As the standard of living grows in countries like China and India, one of the first luxury items many individuals want to purchase is their own automobile. As more and more cars hit the road around the world, fuel consumption will increase drastically, potentially leading to fuel shortages. A couple billion cars could also propel negative environmental changes through the sheer volume of waste produced.
It seems fairly certain at this point that electric cars are part of the solution to this dilemma. The Urbee (Rapid Ready coverage) is a small, environmentally friendly vehicle being developed to address the fuel and environmental issues caused by traditional automobiles. It also happens to use additive manufacturing (AM), specifically ABS plastic, for its body. For the second iteration of the vehicle, the Urbee 2, KOR EcoLogic and GrabCAD have initiated an insignia design challenge open to anyone with a talent for design. Continue reading
In the course of my diligent efforts to keep you good people up to date on the state of additive manufacturing (AM), I come across many interesting news items. I’ll gather them up every so often and present them in a Rapid Ready Roundup (like this one). You can find the last Roundup here.
I don’t usually like to report on unsubstantiated rumors, but this one has been making the rounds long enough I suspect it likely has some validity. Word on the street is that Apple is looking to get into the 3D printing game. If that’s true, I almost think they’ve missed the boat by not acquiring MakerBot when it was still up for grabs. Continue reading
I hear it all the time, and read it in comments. “3D printing is great, but it’ll never replace (insert traditional manufacturing process).” I’m pretty sure the same thing was said about automobiles and horses. The fact is that additive manufacturing (AM) is becoming more and more a regular part of production, and a number of companies, including GE Aviation, are finding ways to make the technology work for them.
One company that seems to have a big interest in AM is Ford. The company has enthusiastically embraced the power of digital design and rapid prototyping, using off-the-shelf 3D printers. Now it seems that Ford wants a system specifically designed and built to offer the most manufacturing potential for the automotive market. The company is calling the new system Ford Freeform Fabrication Technology, or F3T. It’s not AM, but it’s not business as usual either. Continue reading

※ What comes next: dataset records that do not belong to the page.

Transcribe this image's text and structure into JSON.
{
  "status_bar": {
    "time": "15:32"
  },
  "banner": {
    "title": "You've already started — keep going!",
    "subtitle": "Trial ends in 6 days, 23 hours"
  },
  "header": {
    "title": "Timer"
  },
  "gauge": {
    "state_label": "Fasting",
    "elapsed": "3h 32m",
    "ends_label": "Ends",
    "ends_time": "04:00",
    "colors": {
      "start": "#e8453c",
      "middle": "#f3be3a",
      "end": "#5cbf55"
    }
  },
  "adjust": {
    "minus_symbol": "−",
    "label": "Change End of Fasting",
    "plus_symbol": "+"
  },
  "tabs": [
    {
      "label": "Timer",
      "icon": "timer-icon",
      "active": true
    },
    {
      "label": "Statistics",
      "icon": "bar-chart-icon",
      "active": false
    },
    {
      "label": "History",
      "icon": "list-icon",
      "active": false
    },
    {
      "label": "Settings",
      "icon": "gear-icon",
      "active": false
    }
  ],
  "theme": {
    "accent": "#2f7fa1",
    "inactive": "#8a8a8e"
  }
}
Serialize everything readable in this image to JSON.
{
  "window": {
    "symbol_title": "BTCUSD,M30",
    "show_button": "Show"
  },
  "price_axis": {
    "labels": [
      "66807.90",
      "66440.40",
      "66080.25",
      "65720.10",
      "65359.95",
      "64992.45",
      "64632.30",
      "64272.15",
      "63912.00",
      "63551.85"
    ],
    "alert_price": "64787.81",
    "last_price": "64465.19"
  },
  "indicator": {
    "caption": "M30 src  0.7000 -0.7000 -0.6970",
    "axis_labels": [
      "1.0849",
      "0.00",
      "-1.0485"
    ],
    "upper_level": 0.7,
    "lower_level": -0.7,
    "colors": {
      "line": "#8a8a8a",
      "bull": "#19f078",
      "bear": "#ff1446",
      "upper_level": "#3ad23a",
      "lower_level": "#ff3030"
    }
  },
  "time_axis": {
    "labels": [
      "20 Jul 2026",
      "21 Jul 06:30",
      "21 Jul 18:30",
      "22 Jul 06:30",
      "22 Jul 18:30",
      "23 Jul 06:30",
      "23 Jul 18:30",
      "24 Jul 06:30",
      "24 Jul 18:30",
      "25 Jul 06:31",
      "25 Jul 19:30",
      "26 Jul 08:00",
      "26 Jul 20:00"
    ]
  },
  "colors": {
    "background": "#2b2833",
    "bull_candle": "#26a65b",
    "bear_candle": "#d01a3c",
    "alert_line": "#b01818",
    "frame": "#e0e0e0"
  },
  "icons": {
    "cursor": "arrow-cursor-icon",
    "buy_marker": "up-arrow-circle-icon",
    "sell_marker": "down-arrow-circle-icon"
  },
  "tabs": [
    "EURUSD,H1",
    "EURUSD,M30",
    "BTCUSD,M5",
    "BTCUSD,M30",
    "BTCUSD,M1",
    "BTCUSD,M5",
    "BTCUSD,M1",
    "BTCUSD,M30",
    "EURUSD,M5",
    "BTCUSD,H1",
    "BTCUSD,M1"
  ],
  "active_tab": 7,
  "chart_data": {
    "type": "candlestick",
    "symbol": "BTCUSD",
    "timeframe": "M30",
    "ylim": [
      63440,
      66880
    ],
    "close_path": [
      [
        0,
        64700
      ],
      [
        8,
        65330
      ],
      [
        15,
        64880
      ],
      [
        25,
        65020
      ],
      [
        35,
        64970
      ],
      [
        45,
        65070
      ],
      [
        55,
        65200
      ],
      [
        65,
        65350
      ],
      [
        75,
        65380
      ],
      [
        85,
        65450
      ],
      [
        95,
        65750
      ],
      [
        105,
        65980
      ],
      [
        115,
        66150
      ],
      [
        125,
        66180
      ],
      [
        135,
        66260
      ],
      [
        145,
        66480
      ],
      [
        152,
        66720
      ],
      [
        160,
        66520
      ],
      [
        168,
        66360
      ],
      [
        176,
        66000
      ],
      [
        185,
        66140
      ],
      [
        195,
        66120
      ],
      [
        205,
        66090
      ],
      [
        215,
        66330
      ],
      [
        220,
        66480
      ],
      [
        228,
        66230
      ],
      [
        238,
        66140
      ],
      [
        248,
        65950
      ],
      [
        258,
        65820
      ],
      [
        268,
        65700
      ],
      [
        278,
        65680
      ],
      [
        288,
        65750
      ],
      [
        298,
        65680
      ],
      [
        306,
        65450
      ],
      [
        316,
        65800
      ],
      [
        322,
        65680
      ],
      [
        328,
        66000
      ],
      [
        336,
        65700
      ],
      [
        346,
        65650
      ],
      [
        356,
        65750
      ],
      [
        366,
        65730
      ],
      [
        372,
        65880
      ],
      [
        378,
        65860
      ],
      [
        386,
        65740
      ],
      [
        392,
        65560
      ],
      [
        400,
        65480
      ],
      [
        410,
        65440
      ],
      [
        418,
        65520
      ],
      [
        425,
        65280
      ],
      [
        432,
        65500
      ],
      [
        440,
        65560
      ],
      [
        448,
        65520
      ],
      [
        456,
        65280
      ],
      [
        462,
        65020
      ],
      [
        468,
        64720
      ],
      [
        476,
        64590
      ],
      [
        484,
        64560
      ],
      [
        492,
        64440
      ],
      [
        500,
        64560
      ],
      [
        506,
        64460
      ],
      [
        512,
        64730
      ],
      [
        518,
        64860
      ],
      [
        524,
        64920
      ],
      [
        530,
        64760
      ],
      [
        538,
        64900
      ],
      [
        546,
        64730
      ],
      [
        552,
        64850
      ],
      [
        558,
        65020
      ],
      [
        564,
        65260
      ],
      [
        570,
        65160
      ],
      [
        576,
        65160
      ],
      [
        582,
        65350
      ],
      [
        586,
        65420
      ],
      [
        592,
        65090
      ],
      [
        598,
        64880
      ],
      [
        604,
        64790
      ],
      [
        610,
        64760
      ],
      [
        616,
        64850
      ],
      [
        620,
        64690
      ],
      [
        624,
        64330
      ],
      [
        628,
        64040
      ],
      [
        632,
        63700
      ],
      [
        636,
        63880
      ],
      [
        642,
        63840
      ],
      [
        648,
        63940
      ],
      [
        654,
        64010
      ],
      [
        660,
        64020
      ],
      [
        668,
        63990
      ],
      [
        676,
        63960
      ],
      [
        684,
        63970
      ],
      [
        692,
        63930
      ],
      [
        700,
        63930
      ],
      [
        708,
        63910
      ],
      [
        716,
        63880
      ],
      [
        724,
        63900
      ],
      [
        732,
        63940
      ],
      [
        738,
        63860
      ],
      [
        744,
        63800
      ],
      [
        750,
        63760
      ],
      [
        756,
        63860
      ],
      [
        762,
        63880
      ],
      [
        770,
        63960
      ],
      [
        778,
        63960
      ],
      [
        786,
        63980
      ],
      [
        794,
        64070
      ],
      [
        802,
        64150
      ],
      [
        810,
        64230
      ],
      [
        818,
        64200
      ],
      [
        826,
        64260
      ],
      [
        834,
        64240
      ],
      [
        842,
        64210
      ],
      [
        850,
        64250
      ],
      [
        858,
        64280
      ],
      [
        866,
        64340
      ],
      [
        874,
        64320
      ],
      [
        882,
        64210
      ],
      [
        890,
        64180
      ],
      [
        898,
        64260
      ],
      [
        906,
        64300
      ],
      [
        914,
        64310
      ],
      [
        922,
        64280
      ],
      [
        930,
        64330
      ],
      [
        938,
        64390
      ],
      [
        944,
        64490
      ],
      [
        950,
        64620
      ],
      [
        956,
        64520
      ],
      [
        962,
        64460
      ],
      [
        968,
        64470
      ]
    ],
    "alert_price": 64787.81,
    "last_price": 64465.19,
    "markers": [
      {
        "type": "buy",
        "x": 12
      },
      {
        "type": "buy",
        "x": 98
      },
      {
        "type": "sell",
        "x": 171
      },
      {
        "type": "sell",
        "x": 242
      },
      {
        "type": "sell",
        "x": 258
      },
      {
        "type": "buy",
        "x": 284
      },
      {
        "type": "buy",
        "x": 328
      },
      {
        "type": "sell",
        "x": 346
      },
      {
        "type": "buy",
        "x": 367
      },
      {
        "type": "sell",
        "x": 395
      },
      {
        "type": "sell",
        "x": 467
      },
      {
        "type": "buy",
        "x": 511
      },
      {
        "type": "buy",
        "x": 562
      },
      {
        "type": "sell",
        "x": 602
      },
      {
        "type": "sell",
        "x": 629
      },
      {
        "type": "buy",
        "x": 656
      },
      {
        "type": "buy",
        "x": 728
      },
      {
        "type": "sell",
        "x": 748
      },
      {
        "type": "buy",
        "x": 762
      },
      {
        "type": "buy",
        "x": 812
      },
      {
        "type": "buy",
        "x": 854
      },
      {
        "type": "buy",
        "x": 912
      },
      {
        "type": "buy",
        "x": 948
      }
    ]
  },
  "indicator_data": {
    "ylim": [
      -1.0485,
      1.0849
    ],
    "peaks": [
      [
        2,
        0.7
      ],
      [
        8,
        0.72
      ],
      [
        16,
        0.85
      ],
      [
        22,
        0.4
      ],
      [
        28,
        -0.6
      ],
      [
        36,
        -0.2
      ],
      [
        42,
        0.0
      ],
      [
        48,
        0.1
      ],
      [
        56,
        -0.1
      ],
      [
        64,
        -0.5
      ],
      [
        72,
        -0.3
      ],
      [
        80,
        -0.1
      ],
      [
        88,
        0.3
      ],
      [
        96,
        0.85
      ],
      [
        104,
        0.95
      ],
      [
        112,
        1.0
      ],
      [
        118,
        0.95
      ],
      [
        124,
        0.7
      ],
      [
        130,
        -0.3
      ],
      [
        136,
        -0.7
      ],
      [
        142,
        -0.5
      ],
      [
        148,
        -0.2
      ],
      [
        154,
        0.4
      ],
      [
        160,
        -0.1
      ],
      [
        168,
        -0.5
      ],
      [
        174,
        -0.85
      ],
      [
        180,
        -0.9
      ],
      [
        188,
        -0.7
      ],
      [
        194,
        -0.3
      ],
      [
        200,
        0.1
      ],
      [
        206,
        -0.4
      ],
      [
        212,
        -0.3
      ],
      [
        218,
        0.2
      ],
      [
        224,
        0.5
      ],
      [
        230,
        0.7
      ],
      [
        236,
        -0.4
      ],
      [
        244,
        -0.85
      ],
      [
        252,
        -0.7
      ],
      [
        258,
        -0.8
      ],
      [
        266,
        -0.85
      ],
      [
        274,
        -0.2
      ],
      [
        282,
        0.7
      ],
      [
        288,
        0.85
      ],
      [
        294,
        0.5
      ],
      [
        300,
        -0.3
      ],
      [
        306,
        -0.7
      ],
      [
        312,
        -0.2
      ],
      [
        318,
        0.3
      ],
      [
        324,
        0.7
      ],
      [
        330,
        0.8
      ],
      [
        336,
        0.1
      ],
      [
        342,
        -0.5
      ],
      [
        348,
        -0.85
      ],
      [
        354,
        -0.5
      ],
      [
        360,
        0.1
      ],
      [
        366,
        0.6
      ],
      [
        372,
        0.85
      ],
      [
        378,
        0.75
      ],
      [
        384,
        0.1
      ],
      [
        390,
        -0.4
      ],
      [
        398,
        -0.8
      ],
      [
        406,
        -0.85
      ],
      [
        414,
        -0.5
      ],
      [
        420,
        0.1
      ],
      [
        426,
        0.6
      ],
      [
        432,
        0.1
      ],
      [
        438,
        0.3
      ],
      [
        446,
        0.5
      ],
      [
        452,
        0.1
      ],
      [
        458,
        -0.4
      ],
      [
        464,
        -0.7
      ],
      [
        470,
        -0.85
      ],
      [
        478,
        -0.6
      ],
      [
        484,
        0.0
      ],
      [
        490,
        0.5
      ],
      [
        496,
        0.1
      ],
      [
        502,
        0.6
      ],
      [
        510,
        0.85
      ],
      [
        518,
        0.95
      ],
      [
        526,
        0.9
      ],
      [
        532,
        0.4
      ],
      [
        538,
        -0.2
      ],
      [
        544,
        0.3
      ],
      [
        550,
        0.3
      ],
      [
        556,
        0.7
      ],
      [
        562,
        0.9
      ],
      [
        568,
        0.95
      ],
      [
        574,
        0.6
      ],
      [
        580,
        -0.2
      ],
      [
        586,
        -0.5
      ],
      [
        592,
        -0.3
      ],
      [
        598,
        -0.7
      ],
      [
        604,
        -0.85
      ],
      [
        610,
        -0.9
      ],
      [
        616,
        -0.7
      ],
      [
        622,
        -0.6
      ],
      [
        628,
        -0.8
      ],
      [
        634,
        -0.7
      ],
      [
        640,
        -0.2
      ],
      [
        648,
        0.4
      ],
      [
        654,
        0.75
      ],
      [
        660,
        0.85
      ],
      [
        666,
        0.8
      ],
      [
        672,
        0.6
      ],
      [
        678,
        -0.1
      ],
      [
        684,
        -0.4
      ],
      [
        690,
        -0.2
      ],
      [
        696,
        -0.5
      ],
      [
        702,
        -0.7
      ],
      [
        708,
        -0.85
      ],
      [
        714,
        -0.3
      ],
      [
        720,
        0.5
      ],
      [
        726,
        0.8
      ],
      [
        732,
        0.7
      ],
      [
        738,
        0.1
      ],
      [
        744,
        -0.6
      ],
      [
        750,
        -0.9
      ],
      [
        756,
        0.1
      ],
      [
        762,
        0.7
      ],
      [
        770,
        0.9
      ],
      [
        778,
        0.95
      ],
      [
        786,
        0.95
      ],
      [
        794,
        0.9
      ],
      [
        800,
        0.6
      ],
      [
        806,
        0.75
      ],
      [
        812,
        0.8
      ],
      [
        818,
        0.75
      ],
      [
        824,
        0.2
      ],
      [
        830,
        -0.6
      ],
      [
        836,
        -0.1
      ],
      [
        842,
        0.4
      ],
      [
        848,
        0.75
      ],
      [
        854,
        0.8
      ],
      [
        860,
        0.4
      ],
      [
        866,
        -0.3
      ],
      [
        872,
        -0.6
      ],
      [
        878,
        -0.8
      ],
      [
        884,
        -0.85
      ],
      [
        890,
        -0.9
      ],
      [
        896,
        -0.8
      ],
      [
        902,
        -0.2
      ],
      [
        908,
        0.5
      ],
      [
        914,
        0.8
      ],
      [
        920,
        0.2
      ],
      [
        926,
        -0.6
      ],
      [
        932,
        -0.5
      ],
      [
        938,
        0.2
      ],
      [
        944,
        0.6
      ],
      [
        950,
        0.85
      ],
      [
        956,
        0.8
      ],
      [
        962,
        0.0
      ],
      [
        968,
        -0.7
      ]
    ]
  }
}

Additive manufacturing (AM) provides the means for creative individuals to resurrect the past. In some cases it brings a face to ancient Egyptians while in others it helps bring life (of a sorts) to dinosaurs. While the pursuit of academic interests via AM is fascinating to study, occasionally it’s interesting to see the technology used for something a bit more fun.
Voxeljet and Green Propulsion have worked together to bring the classic Imperia GP Roadster back to the streets, using AM. Sporting a hybrid engine with 350 HP that can go from 0 to 100 km/h in four seconds, the new Roadster is a reimagining of a Belgium automobile brand that, according to Green Propulsion, developed a fuel-electric motor as early as 1907.
During a casual conversation at RAPID 2012 with several engineers and additive manufacturing (AM) professionals, it was generally agreed that one of the biggest hurdles standing in the way of a more widespread acceptance of the technology among businesses was the newness factor. People get used to doing something in one way and, as long as that method continues to produce results, are often loathe to try anything different.
This sort of reluctance is one of the reasons why many new ideas come from students or recent graduates. Rather than just accepting the reasoning of, “This is how we’ve always done it,” someone with a fresh perspective is better capable of thinking outside the box. Students at the University of Bayreuth have proven this idea with their novel use of a sand mold. Continue reading